* [Task to carry out] When you come to a picture, pass over it, and set down the entries below exactly.

* [Exercise input]

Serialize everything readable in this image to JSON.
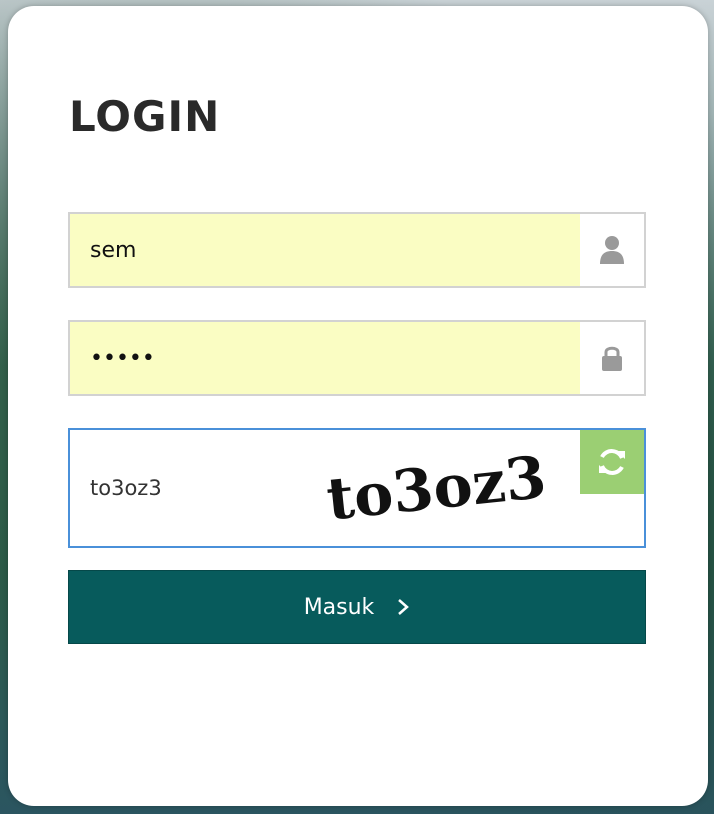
{
  "login": {
    "title": "LOGIN",
    "username": {
      "value": "sem",
      "icon": "user-icon"
    },
    "password": {
      "value": "•••••",
      "icon": "lock-icon"
    },
    "captcha": {
      "input_value": "to3oz3",
      "image_text": "to3oz3",
      "refresh_icon": "refresh-icon"
    },
    "submit_label": "Masuk",
    "submit_icon": "chevron-right-icon"
  },
  "colors": {
    "autofill": "#fafdc3",
    "submit": "#075b5c",
    "refresh": "#9bcf73",
    "captcha_border": "#4a90d9",
    "icon": "#9a9a9a"
  }
}
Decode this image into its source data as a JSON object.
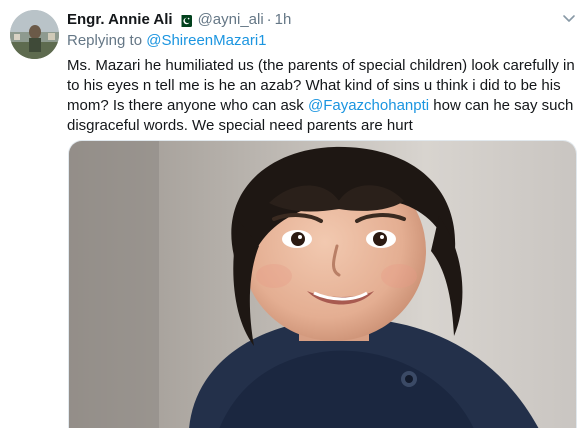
{
  "tweet": {
    "display_name": "Engr. Annie Ali",
    "handle": "@ayni_ali",
    "separator": "·",
    "time": "1h",
    "replying_prefix": "Replying to ",
    "replying_to": "@ShireenMazari1",
    "text_part1": "Ms. Mazari he humiliated us (the parents of special children) look carefully in to his eyes n tell me is he an azab? What kind of sins u think i did to be his mom? Is there anyone who can ask ",
    "text_mention": "@Fayazchohanpti",
    "text_part2": " how can he say such disgraceful words. We special need parents are hurt"
  },
  "icons": {
    "flag": "pakistan-flag-icon",
    "caret": "chevron-down-icon"
  },
  "colors": {
    "mention": "#1b95e0",
    "secondary_text": "#657786",
    "primary_text": "#14171a",
    "flag_green": "#01411c"
  }
}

* [Finished exercise]
Serialize everything readable in this image to JSON.
{
  "login": {
    "title": "LOGIN",
    "username": {
      "value": "sem",
      "icon": "user-icon"
    },
    "password": {
      "value": "•••••",
      "icon": "lock-icon"
    },
    "captcha": {
      "input_value": "to3oz3",
      "image_text": "to3oz3",
      "refresh_icon": "refresh-icon"
    },
    "submit_label": "Masuk",
    "submit_icon": "chevron-right-icon"
  },
  "colors": {
    "autofill": "#fafdc3",
    "submit": "#075b5c",
    "refresh": "#9bcf73",
    "captcha_border": "#4a90d9",
    "icon": "#9a9a9a"
  }
}
Decode this image into its source data as a JSON object.
{
  "tweet": {
    "display_name": "Engr. Annie Ali",
    "handle": "@ayni_ali",
    "separator": "·",
    "time": "1h",
    "replying_prefix": "Replying to ",
    "replying_to": "@ShireenMazari1",
    "text_part1": "Ms. Mazari he humiliated us (the parents of special children) look carefully in to his eyes n tell me is he an azab? What kind of sins u think i did to be his mom? Is there anyone who can ask ",
    "text_mention": "@Fayazchohanpti",
    "text_part2": " how can he say such disgraceful words. We special need parents are hurt"
  },
  "icons": {
    "flag": "pakistan-flag-icon",
    "caret": "chevron-down-icon"
  },
  "colors": {
    "mention": "#1b95e0",
    "secondary_text": "#657786",
    "primary_text": "#14171a",
    "flag_green": "#01411c"
  }
}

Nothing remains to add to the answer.